▶ Material supplied

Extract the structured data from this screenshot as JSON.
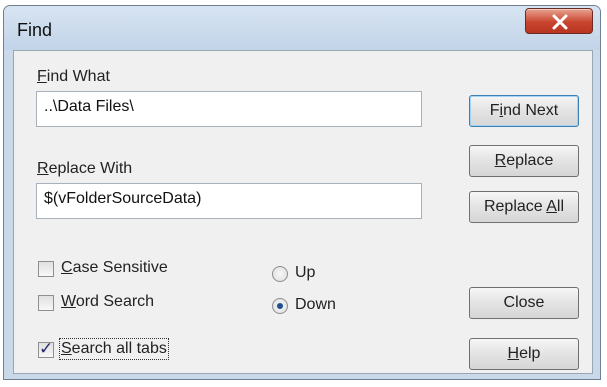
{
  "window": {
    "title": "Find",
    "close_icon": "close-x-icon"
  },
  "find_what": {
    "label_key": "F",
    "label_rest": "ind What",
    "value": "..\\Data Files\\"
  },
  "replace_with": {
    "label_key": "R",
    "label_rest": "eplace With",
    "value": "$(vFolderSourceData)"
  },
  "options": {
    "case_sensitive": {
      "key": "C",
      "rest": "ase Sensitive",
      "checked": false
    },
    "word_search": {
      "key": "W",
      "rest": "ord Search",
      "checked": false
    },
    "search_all_tabs": {
      "key": "S",
      "rest": "earch all tabs",
      "checked": true
    }
  },
  "direction": {
    "up": "Up",
    "down": "Down",
    "selected": "Down"
  },
  "buttons": {
    "find_next": {
      "pre": "F",
      "key": "i",
      "post": "nd Next"
    },
    "replace": {
      "pre": "",
      "key": "R",
      "post": "eplace"
    },
    "replace_all": {
      "pre": "Replace ",
      "key": "A",
      "post": "ll"
    },
    "close": {
      "pre": "Close",
      "key": "",
      "post": ""
    },
    "help": {
      "pre": "",
      "key": "H",
      "post": "elp"
    }
  },
  "colors": {
    "accent": "#1f4e8c",
    "close_button": "#c9452f",
    "title_bar": "#c9d9ea"
  }
}
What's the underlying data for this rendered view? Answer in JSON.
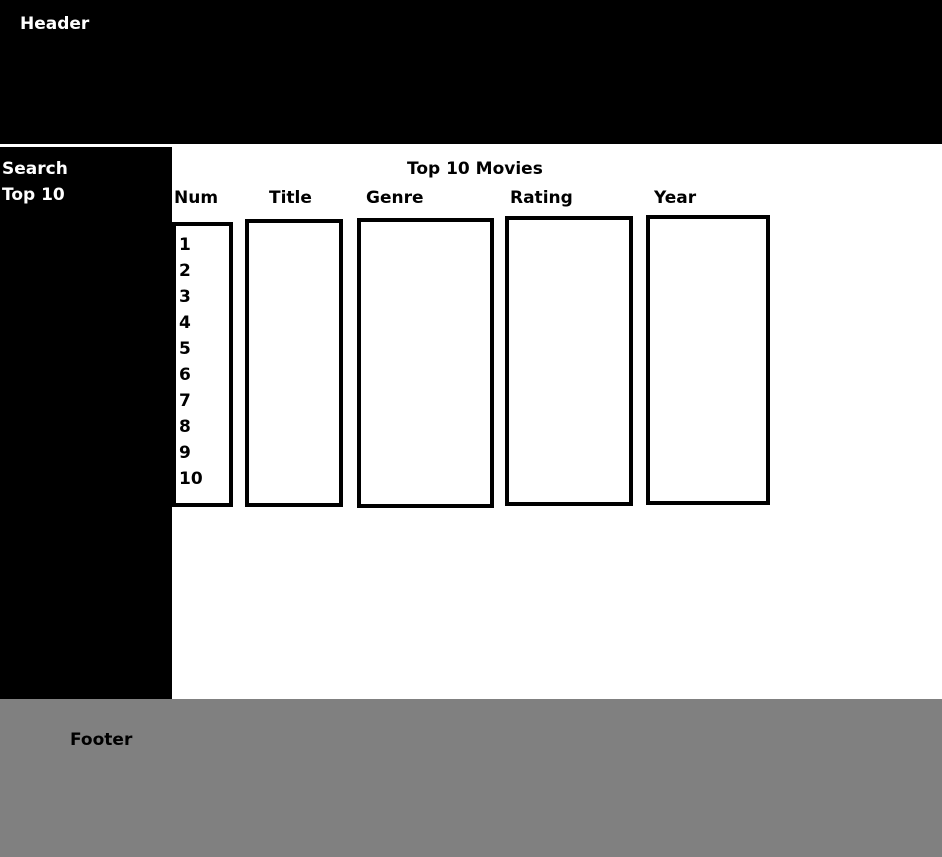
{
  "header": {
    "title": "Header"
  },
  "sidebar": {
    "items": [
      {
        "label": "Search"
      },
      {
        "label": "Top 10"
      }
    ]
  },
  "main": {
    "title": "Top 10 Movies",
    "columns": [
      {
        "label": "Num"
      },
      {
        "label": "Title"
      },
      {
        "label": "Genre"
      },
      {
        "label": "Rating"
      },
      {
        "label": "Year"
      }
    ],
    "numbers": [
      "1",
      "2",
      "3",
      "4",
      "5",
      "6",
      "7",
      "8",
      "9",
      "10"
    ]
  },
  "footer": {
    "label": "Footer"
  }
}
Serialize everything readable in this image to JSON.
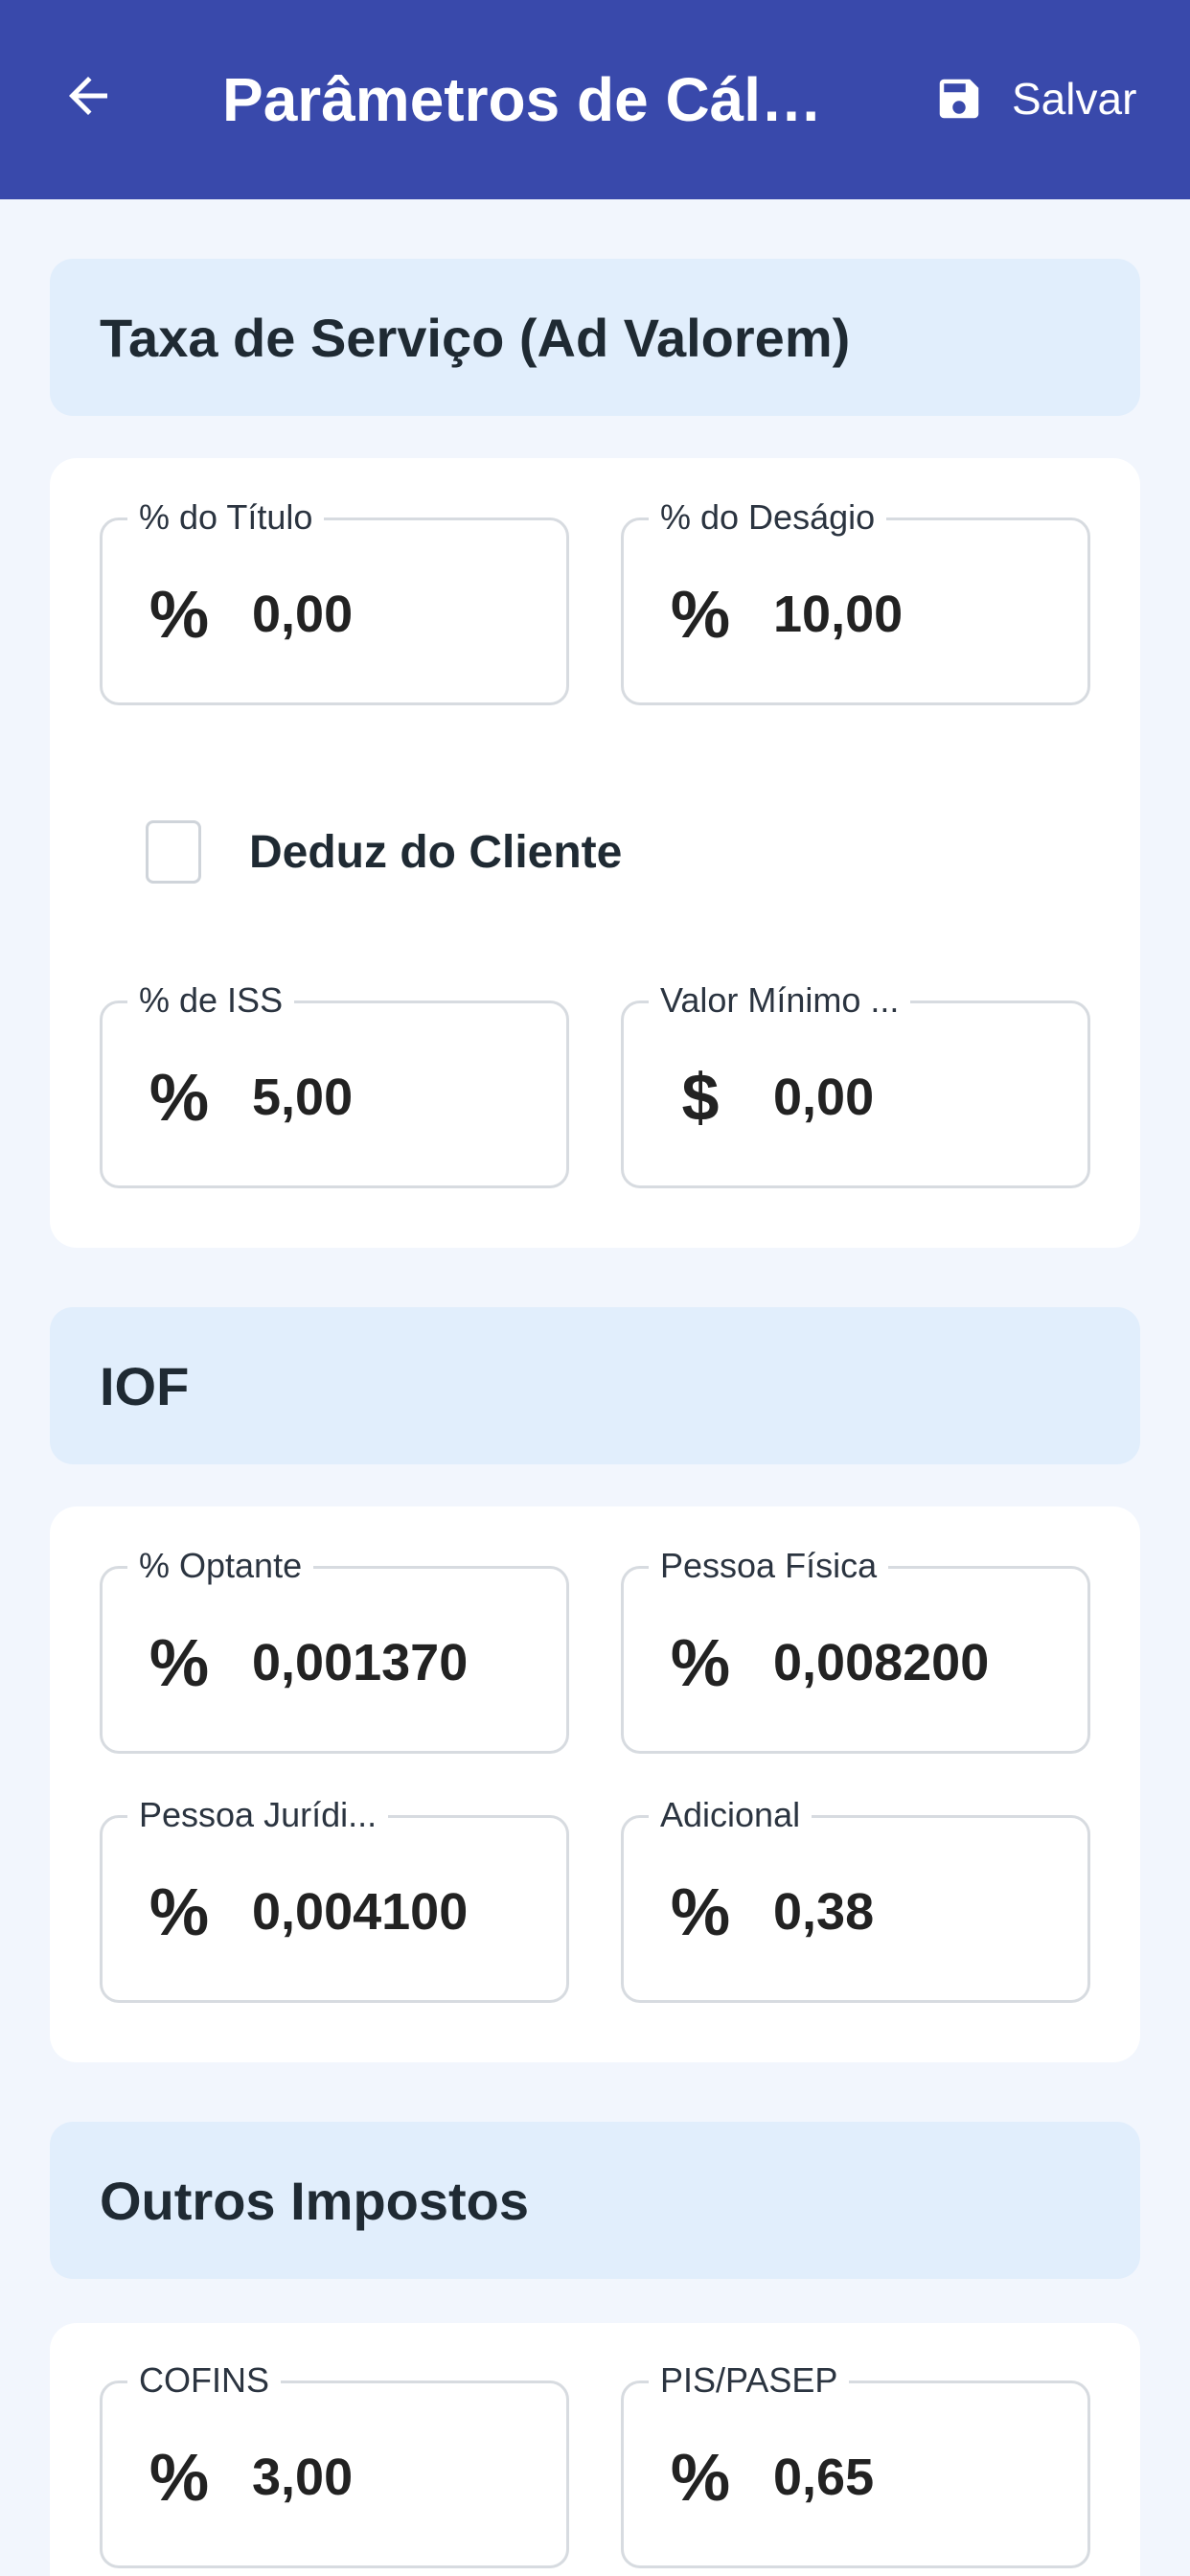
{
  "appbar": {
    "title": "Parâmetros de Cálcu...",
    "save_label": "Salvar",
    "back_icon": "arrow-left-icon",
    "save_icon": "floppy-disk-icon"
  },
  "sections": {
    "taxa": {
      "title": "Taxa de Serviço (Ad Valorem)",
      "fields": {
        "titulo": {
          "label": "% do Título",
          "prefix": "%",
          "value": "0,00"
        },
        "desagio": {
          "label": "% do Deságio",
          "prefix": "%",
          "value": "10,00"
        },
        "iss": {
          "label": "% de ISS",
          "prefix": "%",
          "value": "5,00"
        },
        "valor_minimo": {
          "label": "Valor Mínimo ...",
          "prefix": "$",
          "value": "0,00"
        }
      },
      "checkbox": {
        "label": "Deduz do Cliente",
        "checked": false
      }
    },
    "iof": {
      "title": "IOF",
      "fields": {
        "optante": {
          "label": "% Optante",
          "prefix": "%",
          "value": "0,001370"
        },
        "pessoa_fisica": {
          "label": "Pessoa Física",
          "prefix": "%",
          "value": "0,008200"
        },
        "pessoa_juridica": {
          "label": "Pessoa Jurídi...",
          "prefix": "%",
          "value": "0,004100"
        },
        "adicional": {
          "label": "Adicional",
          "prefix": "%",
          "value": "0,38"
        }
      }
    },
    "outros": {
      "title": "Outros Impostos",
      "fields": {
        "cofins": {
          "label": "COFINS",
          "prefix": "%",
          "value": "3,00"
        },
        "pis": {
          "label": "PIS/PASEP",
          "prefix": "%",
          "value": "0,65"
        }
      }
    }
  },
  "colors": {
    "appbar": "#3949ab",
    "section_header_bg": "#e1eefc",
    "page_bg": "#f2f6fd",
    "card_bg": "#ffffff"
  }
}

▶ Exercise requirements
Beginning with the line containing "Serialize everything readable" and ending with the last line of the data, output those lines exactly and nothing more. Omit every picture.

▶ Task response
Serialize everything readable in this image to JSON.
{
  "appbar": {
    "title": "Parâmetros de Cálcu...",
    "save_label": "Salvar",
    "back_icon": "arrow-left-icon",
    "save_icon": "floppy-disk-icon"
  },
  "sections": {
    "taxa": {
      "title": "Taxa de Serviço (Ad Valorem)",
      "fields": {
        "titulo": {
          "label": "% do Título",
          "prefix": "%",
          "value": "0,00"
        },
        "desagio": {
          "label": "% do Deságio",
          "prefix": "%",
          "value": "10,00"
        },
        "iss": {
          "label": "% de ISS",
          "prefix": "%",
          "value": "5,00"
        },
        "valor_minimo": {
          "label": "Valor Mínimo ...",
          "prefix": "$",
          "value": "0,00"
        }
      },
      "checkbox": {
        "label": "Deduz do Cliente",
        "checked": false
      }
    },
    "iof": {
      "title": "IOF",
      "fields": {
        "optante": {
          "label": "% Optante",
          "prefix": "%",
          "value": "0,001370"
        },
        "pessoa_fisica": {
          "label": "Pessoa Física",
          "prefix": "%",
          "value": "0,008200"
        },
        "pessoa_juridica": {
          "label": "Pessoa Jurídi...",
          "prefix": "%",
          "value": "0,004100"
        },
        "adicional": {
          "label": "Adicional",
          "prefix": "%",
          "value": "0,38"
        }
      }
    },
    "outros": {
      "title": "Outros Impostos",
      "fields": {
        "cofins": {
          "label": "COFINS",
          "prefix": "%",
          "value": "3,00"
        },
        "pis": {
          "label": "PIS/PASEP",
          "prefix": "%",
          "value": "0,65"
        }
      }
    }
  },
  "colors": {
    "appbar": "#3949ab",
    "section_header_bg": "#e1eefc",
    "page_bg": "#f2f6fd",
    "card_bg": "#ffffff"
  }
}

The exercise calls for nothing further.